• **Work instructions**
Scan the lines below for "Hardware" and copy the matches.
++++++++++++++++++++
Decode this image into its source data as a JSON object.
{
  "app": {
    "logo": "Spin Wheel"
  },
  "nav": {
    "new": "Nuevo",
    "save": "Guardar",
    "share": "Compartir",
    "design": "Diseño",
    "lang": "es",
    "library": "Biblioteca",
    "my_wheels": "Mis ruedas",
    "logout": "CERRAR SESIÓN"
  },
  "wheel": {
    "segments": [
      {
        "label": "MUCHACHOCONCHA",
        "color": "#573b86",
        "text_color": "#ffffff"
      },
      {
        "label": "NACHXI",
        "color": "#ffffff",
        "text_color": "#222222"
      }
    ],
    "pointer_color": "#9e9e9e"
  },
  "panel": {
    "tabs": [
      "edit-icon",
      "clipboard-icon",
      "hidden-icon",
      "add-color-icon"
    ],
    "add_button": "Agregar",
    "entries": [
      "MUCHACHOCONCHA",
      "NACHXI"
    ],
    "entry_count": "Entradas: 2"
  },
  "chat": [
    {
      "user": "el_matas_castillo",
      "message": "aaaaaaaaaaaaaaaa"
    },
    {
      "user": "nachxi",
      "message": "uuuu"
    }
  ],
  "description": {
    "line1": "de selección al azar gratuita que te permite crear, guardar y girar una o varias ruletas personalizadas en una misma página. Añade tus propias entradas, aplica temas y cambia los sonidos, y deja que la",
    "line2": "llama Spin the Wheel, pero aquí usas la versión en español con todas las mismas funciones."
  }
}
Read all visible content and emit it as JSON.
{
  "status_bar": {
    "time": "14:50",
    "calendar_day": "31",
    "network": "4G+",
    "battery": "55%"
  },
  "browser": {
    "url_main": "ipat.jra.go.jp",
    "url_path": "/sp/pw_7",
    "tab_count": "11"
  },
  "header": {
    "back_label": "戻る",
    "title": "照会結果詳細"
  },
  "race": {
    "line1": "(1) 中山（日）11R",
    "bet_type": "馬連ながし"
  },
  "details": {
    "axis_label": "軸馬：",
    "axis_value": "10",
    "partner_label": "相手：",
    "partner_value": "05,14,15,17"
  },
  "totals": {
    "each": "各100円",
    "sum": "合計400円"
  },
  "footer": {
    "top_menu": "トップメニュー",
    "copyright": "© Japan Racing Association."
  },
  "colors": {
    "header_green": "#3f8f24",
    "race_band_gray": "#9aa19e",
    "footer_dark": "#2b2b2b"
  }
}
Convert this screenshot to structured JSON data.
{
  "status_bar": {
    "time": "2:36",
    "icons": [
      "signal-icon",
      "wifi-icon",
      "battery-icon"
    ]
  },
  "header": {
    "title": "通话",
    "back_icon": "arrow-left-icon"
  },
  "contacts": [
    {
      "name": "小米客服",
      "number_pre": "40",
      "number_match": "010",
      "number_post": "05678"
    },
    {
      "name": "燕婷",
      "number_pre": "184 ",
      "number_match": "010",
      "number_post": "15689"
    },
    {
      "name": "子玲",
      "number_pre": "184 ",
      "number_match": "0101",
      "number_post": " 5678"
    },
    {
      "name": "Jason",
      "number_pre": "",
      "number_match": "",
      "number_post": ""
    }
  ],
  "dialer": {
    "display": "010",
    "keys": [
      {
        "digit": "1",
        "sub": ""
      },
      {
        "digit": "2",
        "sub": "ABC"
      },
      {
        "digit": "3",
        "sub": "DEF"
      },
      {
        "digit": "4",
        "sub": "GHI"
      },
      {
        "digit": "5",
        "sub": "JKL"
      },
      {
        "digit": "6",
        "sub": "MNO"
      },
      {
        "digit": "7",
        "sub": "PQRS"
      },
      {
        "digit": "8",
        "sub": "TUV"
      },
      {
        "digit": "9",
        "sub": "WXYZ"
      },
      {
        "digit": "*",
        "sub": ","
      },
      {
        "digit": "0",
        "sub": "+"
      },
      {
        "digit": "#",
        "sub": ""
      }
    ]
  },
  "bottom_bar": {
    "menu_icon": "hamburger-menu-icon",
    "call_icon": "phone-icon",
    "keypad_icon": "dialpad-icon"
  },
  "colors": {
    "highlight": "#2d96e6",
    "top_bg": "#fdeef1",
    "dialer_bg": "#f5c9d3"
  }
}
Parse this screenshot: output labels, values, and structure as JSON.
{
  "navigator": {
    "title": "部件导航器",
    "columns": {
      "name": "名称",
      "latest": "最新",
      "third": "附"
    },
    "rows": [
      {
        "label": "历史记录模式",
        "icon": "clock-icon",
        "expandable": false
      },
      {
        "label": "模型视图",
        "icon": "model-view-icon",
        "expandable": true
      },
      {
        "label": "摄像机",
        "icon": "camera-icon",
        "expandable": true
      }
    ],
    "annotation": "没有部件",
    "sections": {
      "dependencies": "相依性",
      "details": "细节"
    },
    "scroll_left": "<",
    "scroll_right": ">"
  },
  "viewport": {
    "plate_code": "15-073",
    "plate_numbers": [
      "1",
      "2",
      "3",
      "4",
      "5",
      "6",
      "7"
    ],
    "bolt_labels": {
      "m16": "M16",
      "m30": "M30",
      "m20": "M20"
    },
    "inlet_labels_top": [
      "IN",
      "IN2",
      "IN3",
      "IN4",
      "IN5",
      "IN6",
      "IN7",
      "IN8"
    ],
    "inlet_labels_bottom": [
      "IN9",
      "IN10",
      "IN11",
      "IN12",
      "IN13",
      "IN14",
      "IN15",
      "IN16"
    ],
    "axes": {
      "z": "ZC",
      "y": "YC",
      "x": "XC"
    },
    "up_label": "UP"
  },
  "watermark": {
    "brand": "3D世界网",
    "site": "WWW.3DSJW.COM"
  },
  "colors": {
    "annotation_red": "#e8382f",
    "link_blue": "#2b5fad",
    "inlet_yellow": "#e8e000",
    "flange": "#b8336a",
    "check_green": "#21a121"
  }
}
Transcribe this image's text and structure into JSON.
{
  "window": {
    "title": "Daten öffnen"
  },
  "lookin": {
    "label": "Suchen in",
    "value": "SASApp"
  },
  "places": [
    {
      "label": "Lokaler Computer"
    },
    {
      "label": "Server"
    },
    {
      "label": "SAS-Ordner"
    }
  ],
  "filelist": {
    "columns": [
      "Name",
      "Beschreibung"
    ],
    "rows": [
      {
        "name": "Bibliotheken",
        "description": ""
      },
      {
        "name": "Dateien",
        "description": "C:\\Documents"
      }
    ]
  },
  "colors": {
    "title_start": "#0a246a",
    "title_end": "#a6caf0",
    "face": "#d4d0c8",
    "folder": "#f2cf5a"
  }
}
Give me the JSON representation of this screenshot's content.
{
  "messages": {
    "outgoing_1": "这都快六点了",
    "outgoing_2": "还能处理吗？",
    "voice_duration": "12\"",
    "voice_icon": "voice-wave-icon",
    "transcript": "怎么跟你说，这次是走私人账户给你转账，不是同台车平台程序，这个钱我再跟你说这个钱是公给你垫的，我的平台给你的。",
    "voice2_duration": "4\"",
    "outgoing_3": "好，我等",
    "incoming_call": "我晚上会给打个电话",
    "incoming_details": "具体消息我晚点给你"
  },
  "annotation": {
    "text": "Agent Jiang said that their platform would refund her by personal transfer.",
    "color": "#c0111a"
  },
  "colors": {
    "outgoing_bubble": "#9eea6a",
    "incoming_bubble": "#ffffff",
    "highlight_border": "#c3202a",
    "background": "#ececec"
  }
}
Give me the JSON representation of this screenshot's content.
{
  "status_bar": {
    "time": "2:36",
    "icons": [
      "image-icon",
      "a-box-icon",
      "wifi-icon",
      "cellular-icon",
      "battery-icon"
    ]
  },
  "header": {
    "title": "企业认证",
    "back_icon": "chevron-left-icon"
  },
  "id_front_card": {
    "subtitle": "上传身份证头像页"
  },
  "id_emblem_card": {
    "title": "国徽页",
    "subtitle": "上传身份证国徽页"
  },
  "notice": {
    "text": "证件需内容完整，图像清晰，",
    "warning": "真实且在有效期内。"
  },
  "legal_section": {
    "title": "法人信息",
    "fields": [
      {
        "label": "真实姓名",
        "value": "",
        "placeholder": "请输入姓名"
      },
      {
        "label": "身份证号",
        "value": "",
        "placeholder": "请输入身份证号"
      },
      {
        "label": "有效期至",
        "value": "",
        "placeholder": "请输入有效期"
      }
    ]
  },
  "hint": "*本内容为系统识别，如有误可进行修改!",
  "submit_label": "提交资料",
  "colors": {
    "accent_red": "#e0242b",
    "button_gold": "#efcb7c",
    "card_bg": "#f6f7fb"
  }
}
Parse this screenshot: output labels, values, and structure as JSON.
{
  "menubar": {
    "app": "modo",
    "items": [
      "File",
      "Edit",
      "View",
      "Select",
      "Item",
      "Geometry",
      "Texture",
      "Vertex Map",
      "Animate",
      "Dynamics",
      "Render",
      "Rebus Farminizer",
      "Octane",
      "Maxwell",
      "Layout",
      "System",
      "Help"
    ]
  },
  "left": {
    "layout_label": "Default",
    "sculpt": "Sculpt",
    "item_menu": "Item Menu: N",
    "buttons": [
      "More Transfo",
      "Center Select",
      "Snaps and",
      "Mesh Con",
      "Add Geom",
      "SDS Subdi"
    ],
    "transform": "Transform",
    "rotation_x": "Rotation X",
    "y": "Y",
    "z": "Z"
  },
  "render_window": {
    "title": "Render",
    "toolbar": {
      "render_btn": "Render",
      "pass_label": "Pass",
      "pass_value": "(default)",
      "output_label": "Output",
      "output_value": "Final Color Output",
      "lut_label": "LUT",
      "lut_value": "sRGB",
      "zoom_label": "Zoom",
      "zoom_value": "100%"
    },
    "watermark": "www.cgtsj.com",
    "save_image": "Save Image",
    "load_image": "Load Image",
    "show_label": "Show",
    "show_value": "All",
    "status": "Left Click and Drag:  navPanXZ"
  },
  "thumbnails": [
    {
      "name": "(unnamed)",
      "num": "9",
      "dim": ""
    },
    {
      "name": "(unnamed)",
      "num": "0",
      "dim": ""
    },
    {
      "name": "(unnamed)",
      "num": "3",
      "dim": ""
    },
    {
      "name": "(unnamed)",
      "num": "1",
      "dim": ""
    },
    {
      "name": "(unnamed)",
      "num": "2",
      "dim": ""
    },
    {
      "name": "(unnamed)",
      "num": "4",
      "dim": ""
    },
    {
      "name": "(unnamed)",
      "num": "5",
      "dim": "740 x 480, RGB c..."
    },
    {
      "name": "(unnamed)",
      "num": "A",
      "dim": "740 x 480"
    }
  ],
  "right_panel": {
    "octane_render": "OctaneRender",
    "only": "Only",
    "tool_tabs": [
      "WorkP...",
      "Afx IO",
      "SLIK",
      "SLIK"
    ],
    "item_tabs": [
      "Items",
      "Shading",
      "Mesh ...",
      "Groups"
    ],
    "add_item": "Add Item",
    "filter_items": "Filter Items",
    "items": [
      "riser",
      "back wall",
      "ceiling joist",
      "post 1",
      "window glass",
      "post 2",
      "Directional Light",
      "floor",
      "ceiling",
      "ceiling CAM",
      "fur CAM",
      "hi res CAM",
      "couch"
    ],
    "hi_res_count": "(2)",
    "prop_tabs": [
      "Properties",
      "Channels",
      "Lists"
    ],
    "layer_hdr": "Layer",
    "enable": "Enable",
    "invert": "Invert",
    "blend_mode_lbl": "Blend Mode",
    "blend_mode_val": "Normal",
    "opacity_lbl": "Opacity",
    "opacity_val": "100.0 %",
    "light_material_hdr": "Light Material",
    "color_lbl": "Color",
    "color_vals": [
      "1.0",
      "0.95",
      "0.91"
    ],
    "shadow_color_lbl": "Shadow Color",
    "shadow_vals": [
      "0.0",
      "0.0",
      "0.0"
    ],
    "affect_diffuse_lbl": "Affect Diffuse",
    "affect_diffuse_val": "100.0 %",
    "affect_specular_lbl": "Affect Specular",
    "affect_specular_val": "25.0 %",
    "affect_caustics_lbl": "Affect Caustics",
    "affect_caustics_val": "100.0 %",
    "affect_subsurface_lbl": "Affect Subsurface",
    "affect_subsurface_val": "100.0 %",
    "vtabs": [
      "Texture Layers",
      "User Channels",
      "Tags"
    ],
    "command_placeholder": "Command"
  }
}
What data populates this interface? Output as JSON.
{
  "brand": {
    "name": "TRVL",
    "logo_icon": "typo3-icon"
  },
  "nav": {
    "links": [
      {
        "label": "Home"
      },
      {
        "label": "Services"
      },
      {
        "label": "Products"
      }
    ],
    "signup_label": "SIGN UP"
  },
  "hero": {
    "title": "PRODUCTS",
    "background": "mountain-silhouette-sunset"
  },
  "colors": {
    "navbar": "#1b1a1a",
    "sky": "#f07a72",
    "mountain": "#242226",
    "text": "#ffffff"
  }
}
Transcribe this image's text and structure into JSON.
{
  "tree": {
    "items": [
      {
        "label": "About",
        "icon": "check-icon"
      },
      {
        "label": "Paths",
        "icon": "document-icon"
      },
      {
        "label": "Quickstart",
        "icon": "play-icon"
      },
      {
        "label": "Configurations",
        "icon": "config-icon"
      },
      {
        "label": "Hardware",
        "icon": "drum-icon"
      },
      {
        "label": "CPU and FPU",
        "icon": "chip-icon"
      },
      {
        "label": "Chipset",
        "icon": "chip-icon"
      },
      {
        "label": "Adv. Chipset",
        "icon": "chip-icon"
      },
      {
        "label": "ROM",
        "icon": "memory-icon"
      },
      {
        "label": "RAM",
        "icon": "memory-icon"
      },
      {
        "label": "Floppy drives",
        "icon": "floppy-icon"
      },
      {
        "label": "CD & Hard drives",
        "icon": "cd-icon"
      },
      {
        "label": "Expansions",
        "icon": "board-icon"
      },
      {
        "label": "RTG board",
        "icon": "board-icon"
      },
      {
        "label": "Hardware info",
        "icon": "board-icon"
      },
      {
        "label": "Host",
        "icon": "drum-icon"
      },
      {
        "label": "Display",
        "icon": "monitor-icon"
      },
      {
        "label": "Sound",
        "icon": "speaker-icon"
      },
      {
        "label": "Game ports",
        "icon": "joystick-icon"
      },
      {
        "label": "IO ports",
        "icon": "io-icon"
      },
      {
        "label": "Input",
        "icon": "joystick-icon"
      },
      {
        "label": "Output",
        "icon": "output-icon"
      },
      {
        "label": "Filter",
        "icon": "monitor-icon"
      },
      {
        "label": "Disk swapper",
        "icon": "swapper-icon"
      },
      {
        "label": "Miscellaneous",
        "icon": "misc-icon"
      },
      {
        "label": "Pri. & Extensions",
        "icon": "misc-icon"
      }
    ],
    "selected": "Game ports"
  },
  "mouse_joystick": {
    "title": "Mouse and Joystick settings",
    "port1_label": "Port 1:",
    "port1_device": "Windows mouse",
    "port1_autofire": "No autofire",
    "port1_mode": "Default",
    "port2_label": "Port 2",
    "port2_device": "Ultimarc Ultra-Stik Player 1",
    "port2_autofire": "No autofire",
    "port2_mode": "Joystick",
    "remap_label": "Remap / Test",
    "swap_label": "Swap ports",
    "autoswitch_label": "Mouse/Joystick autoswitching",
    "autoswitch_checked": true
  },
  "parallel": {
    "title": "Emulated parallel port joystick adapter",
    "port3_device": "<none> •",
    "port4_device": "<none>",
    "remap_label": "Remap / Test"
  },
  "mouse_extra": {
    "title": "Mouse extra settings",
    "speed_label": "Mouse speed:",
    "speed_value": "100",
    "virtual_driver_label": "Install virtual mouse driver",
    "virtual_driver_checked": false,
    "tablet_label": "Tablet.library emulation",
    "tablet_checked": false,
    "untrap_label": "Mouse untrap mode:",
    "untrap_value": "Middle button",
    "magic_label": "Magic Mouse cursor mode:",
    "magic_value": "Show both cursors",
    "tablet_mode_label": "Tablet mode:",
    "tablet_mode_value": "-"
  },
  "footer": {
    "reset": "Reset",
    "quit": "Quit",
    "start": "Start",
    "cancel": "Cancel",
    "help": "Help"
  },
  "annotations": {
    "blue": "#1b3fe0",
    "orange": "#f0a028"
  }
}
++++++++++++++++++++
• **Response**
        "label": "Hardware",
        "label": "Hardware info",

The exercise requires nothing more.